===== Working data

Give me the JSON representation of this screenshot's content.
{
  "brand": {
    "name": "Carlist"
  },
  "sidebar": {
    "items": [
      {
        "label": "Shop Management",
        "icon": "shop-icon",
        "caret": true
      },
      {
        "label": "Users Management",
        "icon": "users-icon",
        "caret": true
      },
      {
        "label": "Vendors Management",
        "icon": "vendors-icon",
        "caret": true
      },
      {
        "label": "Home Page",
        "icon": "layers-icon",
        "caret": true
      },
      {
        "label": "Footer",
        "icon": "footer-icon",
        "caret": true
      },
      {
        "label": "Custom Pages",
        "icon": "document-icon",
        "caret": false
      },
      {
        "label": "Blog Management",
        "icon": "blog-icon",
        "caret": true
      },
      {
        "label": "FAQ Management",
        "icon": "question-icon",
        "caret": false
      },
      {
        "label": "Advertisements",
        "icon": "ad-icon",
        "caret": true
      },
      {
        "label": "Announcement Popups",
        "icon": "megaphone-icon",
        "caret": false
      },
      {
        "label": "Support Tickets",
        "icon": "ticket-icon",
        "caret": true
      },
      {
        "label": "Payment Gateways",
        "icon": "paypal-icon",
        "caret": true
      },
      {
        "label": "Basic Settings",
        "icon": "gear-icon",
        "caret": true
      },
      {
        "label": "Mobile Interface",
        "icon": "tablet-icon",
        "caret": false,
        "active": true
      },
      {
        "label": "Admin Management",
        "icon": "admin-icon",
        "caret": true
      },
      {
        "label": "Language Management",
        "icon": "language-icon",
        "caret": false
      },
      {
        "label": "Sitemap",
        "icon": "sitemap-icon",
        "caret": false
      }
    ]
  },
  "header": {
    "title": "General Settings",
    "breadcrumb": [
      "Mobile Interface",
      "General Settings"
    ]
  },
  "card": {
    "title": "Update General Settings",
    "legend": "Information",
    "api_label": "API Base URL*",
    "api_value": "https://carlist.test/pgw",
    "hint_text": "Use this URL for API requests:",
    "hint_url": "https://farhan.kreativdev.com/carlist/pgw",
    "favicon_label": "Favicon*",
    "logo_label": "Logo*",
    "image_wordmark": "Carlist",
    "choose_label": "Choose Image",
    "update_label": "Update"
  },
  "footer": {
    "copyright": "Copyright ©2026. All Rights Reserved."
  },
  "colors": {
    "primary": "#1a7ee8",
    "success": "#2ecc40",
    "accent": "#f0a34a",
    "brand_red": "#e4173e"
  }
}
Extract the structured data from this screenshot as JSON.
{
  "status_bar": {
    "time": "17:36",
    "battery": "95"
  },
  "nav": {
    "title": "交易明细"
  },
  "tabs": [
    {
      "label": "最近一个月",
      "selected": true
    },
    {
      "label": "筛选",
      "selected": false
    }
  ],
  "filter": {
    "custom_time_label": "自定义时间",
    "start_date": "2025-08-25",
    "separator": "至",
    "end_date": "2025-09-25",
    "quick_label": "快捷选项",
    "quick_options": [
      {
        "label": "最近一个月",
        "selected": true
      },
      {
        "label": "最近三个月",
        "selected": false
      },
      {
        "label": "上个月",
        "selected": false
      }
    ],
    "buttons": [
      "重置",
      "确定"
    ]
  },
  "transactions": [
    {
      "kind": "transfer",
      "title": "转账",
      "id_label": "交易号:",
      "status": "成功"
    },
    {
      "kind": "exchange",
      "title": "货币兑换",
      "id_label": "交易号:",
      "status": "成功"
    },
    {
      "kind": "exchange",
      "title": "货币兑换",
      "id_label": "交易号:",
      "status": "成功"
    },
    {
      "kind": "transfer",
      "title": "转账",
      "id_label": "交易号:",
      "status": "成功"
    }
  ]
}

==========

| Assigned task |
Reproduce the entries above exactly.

| Exercise solution |
Give me the JSON representation of this screenshot's content.
{
  "brand": {
    "name": "Carlist"
  },
  "sidebar": {
    "items": [
      {
        "label": "Shop Management",
        "icon": "shop-icon",
        "caret": true
      },
      {
        "label": "Users Management",
        "icon": "users-icon",
        "caret": true
      },
      {
        "label": "Vendors Management",
        "icon": "vendors-icon",
        "caret": true
      },
      {
        "label": "Home Page",
        "icon": "layers-icon",
        "caret": true
      },
      {
        "label": "Footer",
        "icon": "footer-icon",
        "caret": true
      },
      {
        "label": "Custom Pages",
        "icon": "document-icon",
        "caret": false
      },
      {
        "label": "Blog Management",
        "icon": "blog-icon",
        "caret": true
      },
      {
        "label": "FAQ Management",
        "icon": "question-icon",
        "caret": false
      },
      {
        "label": "Advertisements",
        "icon": "ad-icon",
        "caret": true
      },
      {
        "label": "Announcement Popups",
        "icon": "megaphone-icon",
        "caret": false
      },
      {
        "label": "Support Tickets",
        "icon": "ticket-icon",
        "caret": true
      },
      {
        "label": "Payment Gateways",
        "icon": "paypal-icon",
        "caret": true
      },
      {
        "label": "Basic Settings",
        "icon": "gear-icon",
        "caret": true
      },
      {
        "label": "Mobile Interface",
        "icon": "tablet-icon",
        "caret": false,
        "active": true
      },
      {
        "label": "Admin Management",
        "icon": "admin-icon",
        "caret": true
      },
      {
        "label": "Language Management",
        "icon": "language-icon",
        "caret": false
      },
      {
        "label": "Sitemap",
        "icon": "sitemap-icon",
        "caret": false
      }
    ]
  },
  "header": {
    "title": "General Settings",
    "breadcrumb": [
      "Mobile Interface",
      "General Settings"
    ]
  },
  "card": {
    "title": "Update General Settings",
    "legend": "Information",
    "api_label": "API Base URL*",
    "api_value": "https://carlist.test/pgw",
    "hint_text": "Use this URL for API requests:",
    "hint_url": "https://farhan.kreativdev.com/carlist/pgw",
    "favicon_label": "Favicon*",
    "logo_label": "Logo*",
    "image_wordmark": "Carlist",
    "choose_label": "Choose Image",
    "update_label": "Update"
  },
  "footer": {
    "copyright": "Copyright ©2026. All Rights Reserved."
  },
  "colors": {
    "primary": "#1a7ee8",
    "success": "#2ecc40",
    "accent": "#f0a34a",
    "brand_red": "#e4173e"
  }
}
Extract the structured data from this screenshot as JSON.
{
  "status_bar": {
    "time": "17:36",
    "battery": "95"
  },
  "nav": {
    "title": "交易明细"
  },
  "tabs": [
    {
      "label": "最近一个月",
      "selected": true
    },
    {
      "label": "筛选",
      "selected": false
    }
  ],
  "filter": {
    "custom_time_label": "自定义时间",
    "start_date": "2025-08-25",
    "separator": "至",
    "end_date": "2025-09-25",
    "quick_label": "快捷选项",
    "quick_options": [
      {
        "label": "最近一个月",
        "selected": true
      },
      {
        "label": "最近三个月",
        "selected": false
      },
      {
        "label": "上个月",
        "selected": false
      }
    ],
    "buttons": [
      "重置",
      "确定"
    ]
  },
  "transactions": [
    {
      "kind": "transfer",
      "title": "转账",
      "id_label": "交易号:",
      "status": "成功"
    },
    {
      "kind": "exchange",
      "title": "货币兑换",
      "id_label": "交易号:",
      "status": "成功"
    },
    {
      "kind": "exchange",
      "title": "货币兑换",
      "id_label": "交易号:",
      "status": "成功"
    },
    {
      "kind": "transfer",
      "title": "转账",
      "id_label": "交易号:",
      "status": "成功"
    }
  ]
}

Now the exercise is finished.